Work task
Could you please retype all of the data below exactly?

Given information
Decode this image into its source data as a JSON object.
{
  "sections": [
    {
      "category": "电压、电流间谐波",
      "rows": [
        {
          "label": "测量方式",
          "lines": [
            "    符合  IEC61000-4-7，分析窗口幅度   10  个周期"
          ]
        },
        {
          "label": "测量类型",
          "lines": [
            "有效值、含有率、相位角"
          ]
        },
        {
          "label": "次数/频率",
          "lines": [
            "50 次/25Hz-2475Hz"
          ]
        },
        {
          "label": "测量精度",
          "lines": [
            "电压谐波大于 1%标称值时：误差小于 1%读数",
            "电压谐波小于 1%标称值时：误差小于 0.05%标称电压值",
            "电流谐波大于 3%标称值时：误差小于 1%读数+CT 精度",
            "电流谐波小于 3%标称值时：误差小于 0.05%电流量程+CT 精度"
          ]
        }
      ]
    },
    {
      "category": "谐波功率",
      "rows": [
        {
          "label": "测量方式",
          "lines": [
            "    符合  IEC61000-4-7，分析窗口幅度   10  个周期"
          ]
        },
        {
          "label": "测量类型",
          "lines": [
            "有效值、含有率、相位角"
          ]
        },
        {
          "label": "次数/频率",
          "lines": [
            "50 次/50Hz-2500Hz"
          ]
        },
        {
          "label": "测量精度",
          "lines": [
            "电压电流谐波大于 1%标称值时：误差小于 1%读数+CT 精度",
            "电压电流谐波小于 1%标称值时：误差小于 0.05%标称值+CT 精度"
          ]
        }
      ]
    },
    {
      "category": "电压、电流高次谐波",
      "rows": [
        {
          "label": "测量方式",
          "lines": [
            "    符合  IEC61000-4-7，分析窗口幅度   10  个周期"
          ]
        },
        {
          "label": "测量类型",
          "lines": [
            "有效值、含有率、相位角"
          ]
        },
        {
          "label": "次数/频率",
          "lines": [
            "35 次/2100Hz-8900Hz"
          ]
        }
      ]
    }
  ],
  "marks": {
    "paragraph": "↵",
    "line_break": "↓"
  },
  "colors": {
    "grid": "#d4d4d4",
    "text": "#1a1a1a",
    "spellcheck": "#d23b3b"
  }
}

Answer area
Decode this image into its source data as a JSON object.
{
  "sections": [
    {
      "category": "电压、电流间谐波",
      "rows": [
        {
          "label": "测量方式",
          "lines": [
            "    符合  IEC61000-4-7，分析窗口幅度   10  个周期"
          ]
        },
        {
          "label": "测量类型",
          "lines": [
            "有效值、含有率、相位角"
          ]
        },
        {
          "label": "次数/频率",
          "lines": [
            "50 次/25Hz-2475Hz"
          ]
        },
        {
          "label": "测量精度",
          "lines": [
            "电压谐波大于 1%标称值时：误差小于 1%读数",
            "电压谐波小于 1%标称值时：误差小于 0.05%标称电压值",
            "电流谐波大于 3%标称值时：误差小于 1%读数+CT 精度",
            "电流谐波小于 3%标称值时：误差小于 0.05%电流量程+CT 精度"
          ]
        }
      ]
    },
    {
      "category": "谐波功率",
      "rows": [
        {
          "label": "测量方式",
          "lines": [
            "    符合  IEC61000-4-7，分析窗口幅度   10  个周期"
          ]
        },
        {
          "label": "测量类型",
          "lines": [
            "有效值、含有率、相位角"
          ]
        },
        {
          "label": "次数/频率",
          "lines": [
            "50 次/50Hz-2500Hz"
          ]
        },
        {
          "label": "测量精度",
          "lines": [
            "电压电流谐波大于 1%标称值时：误差小于 1%读数+CT 精度",
            "电压电流谐波小于 1%标称值时：误差小于 0.05%标称值+CT 精度"
          ]
        }
      ]
    },
    {
      "category": "电压、电流高次谐波",
      "rows": [
        {
          "label": "测量方式",
          "lines": [
            "    符合  IEC61000-4-7，分析窗口幅度   10  个周期"
          ]
        },
        {
          "label": "测量类型",
          "lines": [
            "有效值、含有率、相位角"
          ]
        },
        {
          "label": "次数/频率",
          "lines": [
            "35 次/2100Hz-8900Hz"
          ]
        }
      ]
    }
  ],
  "marks": {
    "paragraph": "↵",
    "line_break": "↓"
  },
  "colors": {
    "grid": "#d4d4d4",
    "text": "#1a1a1a",
    "spellcheck": "#d23b3b"
  }
}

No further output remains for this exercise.